Debt Available for Pursuit
Of greater concern, is that whilst the overall debt balance has fallen, the “debt available for pursuit” has in fact increased. The graph below highlights how the composition of HMRC’s debt balance has fluctuated over the last 18 months. Each category of debt arrears is defined as follows:
- Managed debt– mainly arrears incorporated into TTP arrangements, but this also includes debts that have reached the end of HMRC’s pursuit process
- Policy debt– Self Assessment and VAT charges deferred due to COVID-19 (including managed debt and debt available for pursuit)
- Debt available for pursuit – debt available to be pursued via regular debt management
Since September 2020, whilst policy debt has steadily decreased, managed debt has continued to increase, peaking at £4.6m in September 2021 before reducing to £4.1m at December 2021, this being almost double pre-COVID-19 levels (£2.3m). After an initial decrease in debt available for pursuit from a peak of £31.2m in June 2020 to £26.6m in December 2020, this category of debt has shown a growing trend, rising by £5.9m (22%) to £32.5m in December 2021.
This is a clear sign that wider macroeconomic activities are continuing to pose a challenge to UK businesses and impact their ability to meet their ongoing tax liabilities. The new wave of financial and economic pressures, including supply chain disruption, rising interest costs, inflationary pressures and labor shortages, are likely resulting in further business pressures.
We anticipate that the debt collection and debt management teams within HMRC will continue to face significant challenges in collecting debt.
HMRC will be under pressure to continue its momentum in reducing overdue debt balances back to pre-pandemic levels.
HMRC has a responsibility to act in the Treasury’s best interests to manage the levels of overdue debt whilst also ensuring enforcement action is taken against unviable businesses that could be trading to the detriment of UK taxpayers. There will undoubtedly be some compromise between stakeholders in the short term, as HMRC has demonstrated continued support to allow businesses time to recover from the impact of COVID-19.
With policy and managed debt accounting for only £6.9 bn (17.5%) of the total debt balance in December 2021, the collection of debt deferred in agreement with HMRC directly as a result of COVID-19 is reaching its conclusion.

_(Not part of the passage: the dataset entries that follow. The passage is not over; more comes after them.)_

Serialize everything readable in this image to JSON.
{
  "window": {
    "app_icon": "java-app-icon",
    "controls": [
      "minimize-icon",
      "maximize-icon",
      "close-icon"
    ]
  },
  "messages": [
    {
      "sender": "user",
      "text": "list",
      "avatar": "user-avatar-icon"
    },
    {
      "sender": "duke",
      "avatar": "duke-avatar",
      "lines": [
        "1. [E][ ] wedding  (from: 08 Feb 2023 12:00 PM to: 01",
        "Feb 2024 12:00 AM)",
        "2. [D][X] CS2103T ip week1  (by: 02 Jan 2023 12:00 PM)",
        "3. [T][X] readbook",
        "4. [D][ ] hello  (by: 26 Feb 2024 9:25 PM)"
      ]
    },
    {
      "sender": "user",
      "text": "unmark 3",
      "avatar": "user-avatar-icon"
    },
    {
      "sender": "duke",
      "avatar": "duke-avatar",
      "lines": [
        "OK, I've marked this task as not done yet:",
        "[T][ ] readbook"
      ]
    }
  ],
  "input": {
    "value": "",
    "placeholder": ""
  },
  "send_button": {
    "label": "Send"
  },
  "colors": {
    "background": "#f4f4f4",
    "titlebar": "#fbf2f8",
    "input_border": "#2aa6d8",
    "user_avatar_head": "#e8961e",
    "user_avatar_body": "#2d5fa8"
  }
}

HMRC is likely to utilize the full range of available enforcement options in recovering the remaining debt balance and this could result in additional actions such as security charges, the requirement for security bonds, field force visits and possible winding-up action. There has already been an increase in debt collection activity from HMRC for the past six months, and with HMRC’s restored position as secondary preferential creditors in insolvency proceedings, there may be an increase in debt collection activities in the next quarter.